**YOUR INSTRUCTIONS:**
Identify every line in the records below that contains the word "xlsm", and reproduce each one.

=== Begin Enclosure ===

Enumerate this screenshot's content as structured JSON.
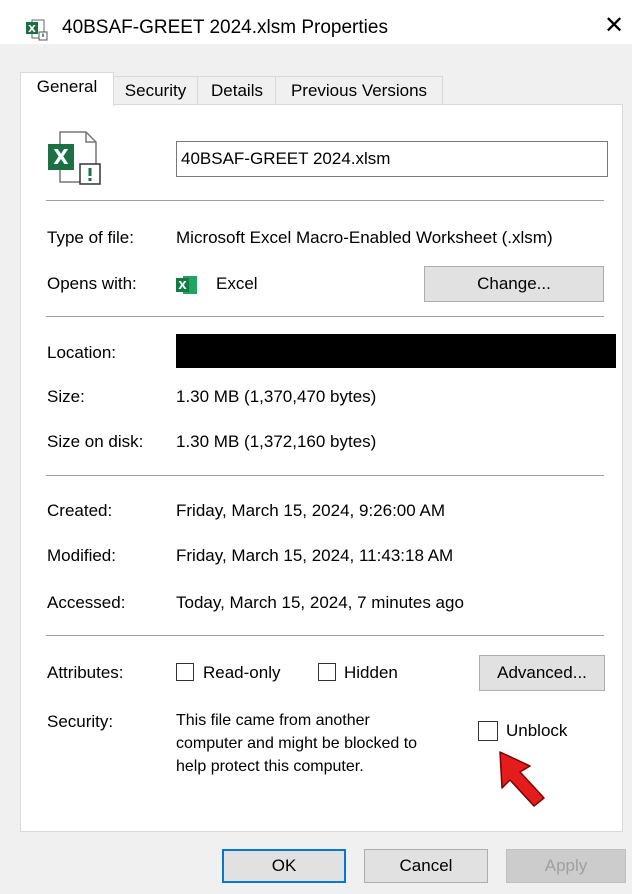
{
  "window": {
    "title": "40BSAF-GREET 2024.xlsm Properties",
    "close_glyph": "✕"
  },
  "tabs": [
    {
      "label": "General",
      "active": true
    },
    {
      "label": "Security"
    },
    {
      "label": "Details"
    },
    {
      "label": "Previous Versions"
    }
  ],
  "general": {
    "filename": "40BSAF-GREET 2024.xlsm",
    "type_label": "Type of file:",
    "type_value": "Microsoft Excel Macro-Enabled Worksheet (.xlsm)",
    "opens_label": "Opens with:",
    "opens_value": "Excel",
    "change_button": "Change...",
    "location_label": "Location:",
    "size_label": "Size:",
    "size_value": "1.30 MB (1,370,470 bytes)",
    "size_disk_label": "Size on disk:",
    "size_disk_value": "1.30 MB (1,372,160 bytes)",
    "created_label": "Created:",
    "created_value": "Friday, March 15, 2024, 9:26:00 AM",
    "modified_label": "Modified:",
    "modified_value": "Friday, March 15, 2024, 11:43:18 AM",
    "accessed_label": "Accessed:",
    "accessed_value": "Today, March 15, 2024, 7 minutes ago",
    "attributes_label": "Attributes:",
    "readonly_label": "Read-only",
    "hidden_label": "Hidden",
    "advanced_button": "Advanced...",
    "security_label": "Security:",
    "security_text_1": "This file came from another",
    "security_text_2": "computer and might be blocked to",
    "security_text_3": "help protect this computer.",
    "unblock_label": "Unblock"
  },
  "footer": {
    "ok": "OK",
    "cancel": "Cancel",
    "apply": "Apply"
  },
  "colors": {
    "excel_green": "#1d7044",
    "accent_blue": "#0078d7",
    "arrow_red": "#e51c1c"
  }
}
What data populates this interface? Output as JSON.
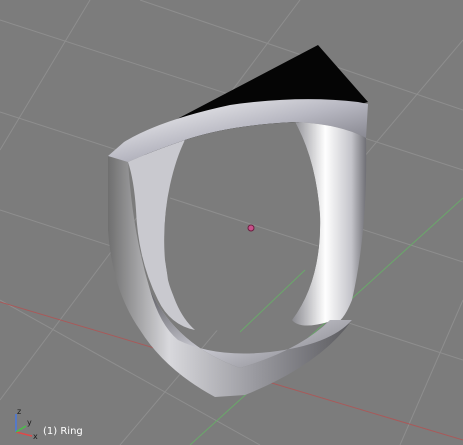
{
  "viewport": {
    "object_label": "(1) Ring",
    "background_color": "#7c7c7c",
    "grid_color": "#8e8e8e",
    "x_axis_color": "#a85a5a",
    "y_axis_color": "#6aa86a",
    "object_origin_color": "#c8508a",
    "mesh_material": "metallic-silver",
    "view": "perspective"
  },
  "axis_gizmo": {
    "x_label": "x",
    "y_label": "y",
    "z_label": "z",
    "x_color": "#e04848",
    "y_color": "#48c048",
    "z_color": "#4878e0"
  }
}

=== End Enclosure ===

**RESPONSE AREA:**
    "title": "40BSAF-GREET 2024.xlsm Properties",
    "filename": "40BSAF-GREET 2024.xlsm",
    "type_value": "Microsoft Excel Macro-Enabled Worksheet (.xlsm)",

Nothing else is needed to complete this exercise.